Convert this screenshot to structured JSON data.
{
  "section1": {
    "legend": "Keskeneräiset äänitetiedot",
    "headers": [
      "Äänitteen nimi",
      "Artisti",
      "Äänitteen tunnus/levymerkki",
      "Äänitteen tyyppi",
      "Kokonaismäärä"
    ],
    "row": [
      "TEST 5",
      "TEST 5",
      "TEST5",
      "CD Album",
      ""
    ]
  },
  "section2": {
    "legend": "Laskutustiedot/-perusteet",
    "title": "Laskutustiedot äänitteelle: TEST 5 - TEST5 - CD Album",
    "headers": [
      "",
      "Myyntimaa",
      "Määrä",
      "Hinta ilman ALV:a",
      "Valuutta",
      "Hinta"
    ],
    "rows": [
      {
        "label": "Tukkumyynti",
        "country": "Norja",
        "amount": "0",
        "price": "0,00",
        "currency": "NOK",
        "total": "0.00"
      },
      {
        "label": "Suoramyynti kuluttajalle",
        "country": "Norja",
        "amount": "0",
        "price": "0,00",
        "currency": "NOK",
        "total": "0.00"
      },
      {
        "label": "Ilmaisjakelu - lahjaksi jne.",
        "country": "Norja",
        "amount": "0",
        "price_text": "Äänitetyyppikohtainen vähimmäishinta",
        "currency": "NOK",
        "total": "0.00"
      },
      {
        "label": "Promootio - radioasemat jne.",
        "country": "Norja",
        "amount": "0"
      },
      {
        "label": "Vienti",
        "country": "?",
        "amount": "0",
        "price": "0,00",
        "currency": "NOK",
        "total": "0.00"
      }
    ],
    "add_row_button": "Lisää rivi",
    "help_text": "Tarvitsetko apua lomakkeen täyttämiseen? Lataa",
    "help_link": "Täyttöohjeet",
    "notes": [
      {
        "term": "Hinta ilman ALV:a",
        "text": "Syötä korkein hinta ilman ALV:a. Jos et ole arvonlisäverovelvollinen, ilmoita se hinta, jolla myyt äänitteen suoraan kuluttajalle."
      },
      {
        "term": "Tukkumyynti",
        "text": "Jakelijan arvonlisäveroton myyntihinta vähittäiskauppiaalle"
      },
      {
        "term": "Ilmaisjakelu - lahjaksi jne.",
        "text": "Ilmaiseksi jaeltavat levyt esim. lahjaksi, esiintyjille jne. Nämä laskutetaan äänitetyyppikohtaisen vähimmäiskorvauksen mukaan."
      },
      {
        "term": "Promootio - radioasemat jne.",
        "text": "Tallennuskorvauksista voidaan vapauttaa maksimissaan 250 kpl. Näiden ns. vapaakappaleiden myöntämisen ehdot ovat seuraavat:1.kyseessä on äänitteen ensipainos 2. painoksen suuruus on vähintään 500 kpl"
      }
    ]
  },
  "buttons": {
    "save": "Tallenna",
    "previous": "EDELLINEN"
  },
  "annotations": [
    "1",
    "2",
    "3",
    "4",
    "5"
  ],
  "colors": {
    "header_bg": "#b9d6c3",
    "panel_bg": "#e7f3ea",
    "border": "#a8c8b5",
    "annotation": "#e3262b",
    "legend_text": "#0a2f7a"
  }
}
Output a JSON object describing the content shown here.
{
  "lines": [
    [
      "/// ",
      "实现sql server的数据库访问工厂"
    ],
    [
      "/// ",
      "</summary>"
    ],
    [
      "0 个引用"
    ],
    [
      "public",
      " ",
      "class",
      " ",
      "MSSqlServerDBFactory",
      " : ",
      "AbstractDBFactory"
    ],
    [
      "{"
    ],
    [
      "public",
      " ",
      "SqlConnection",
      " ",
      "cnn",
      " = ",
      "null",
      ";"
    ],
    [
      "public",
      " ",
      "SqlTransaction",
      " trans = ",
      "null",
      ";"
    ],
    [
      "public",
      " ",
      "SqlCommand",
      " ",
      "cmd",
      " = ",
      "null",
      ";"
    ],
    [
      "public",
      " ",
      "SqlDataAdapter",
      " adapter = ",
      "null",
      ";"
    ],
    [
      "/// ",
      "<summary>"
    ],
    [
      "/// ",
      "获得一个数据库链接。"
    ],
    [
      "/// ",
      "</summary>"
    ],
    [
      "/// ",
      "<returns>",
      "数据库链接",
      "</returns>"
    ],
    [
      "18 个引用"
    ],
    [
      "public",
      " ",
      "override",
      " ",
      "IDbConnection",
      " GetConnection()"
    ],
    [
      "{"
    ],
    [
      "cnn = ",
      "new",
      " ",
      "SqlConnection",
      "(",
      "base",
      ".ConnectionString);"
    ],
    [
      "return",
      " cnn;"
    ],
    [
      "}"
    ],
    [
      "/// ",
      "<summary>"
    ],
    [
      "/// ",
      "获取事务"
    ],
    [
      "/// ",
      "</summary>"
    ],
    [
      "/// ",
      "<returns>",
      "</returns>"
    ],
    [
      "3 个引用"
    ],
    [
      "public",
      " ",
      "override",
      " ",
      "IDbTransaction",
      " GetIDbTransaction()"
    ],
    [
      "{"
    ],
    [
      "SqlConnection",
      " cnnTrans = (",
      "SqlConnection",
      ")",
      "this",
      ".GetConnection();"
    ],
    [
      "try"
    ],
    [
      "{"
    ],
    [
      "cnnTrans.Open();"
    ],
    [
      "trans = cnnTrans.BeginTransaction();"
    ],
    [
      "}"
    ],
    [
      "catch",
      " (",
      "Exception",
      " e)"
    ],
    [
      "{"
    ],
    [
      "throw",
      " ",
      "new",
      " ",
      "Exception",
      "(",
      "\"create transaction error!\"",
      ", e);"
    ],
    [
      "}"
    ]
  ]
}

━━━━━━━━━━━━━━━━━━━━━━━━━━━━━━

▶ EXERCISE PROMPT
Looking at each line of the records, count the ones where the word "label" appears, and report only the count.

▶ REPLY
5